The two men arrested have been identified as Canute D’Souza and Francis Rebello, said investigating officer K K Ramakrishnan from Mangalore.

“The police have recovered 128 resumes, receipt books and fake police clearance certificates,” he told the GDN.

“The accused have been released on bail but we are proceeding with the investigation. It may take a month or so for us to collect all the evidence, because most of it is documentary.

“Also questioning the people who have been cheated (witnesses) will take a while, because they are spread in two states, Karnataka and Kerala.

“It seems they (the accused) charged Rs15,000 (BD123) each from around 128 candidates interviewed for the jobs.

“We also have a copy of the advertisement they published in the newspaper about the vacancies at the Bahrain hospital.

“As soon as all the evidence have been collected, the charge sheet will be submitted to the court based on which their licence will be cancelled.”

Mr Ramakrishnan revealed that they had received several complaints earlier against this agency but was unable to conduct any investigation as victims refused to file an official complaint.
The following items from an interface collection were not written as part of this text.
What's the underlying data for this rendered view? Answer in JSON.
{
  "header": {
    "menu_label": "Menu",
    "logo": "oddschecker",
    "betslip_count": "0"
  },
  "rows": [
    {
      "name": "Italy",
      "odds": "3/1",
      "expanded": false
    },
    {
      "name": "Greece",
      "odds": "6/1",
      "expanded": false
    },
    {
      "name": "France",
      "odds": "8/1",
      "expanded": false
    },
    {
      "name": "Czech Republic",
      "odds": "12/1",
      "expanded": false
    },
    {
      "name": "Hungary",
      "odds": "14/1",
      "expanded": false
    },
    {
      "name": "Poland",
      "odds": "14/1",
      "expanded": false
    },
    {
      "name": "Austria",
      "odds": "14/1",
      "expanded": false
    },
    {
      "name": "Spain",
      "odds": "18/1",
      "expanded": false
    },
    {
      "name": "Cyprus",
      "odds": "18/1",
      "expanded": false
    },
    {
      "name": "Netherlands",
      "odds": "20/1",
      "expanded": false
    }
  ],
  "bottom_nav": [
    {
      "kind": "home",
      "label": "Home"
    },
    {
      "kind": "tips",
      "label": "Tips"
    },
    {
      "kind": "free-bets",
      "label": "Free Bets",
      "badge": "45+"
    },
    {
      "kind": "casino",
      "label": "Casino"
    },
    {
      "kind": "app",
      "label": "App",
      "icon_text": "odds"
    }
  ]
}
“People had come to us earlier saying that these men (the accused) had cheated them out of Rs50,000 (BD410) to Rs60,000 (BD490),” he said.

“But they were only interested in out-of-court settlements and would not file an official complaint.

“Finally, we received a proper case from the Indian Embassy in Bahrain, through the ministry, asking us to investigate this agency.

JCG Associates claims on its website to be a leading manpower agency based in Karnataka, providing specialised services for the healthcare, oil and gas, information technology, construction and hospitality sectors.

It boasts clients in Bahrain, the UAE, Saudi Arabia, Qatar, Kuwait and Europe and lists Canute D’Souza as its operations manager.

Dr Ramachandran said that he was relieved that the alleged offenders had been caught.

“This has saved so many people from being cheated,” he said.

Labour Ministry and Labour Market Regulatory Authority officials earlier warned jobseekers not to fall prey to bogus advertisements in newspapers offering work in Bahrain.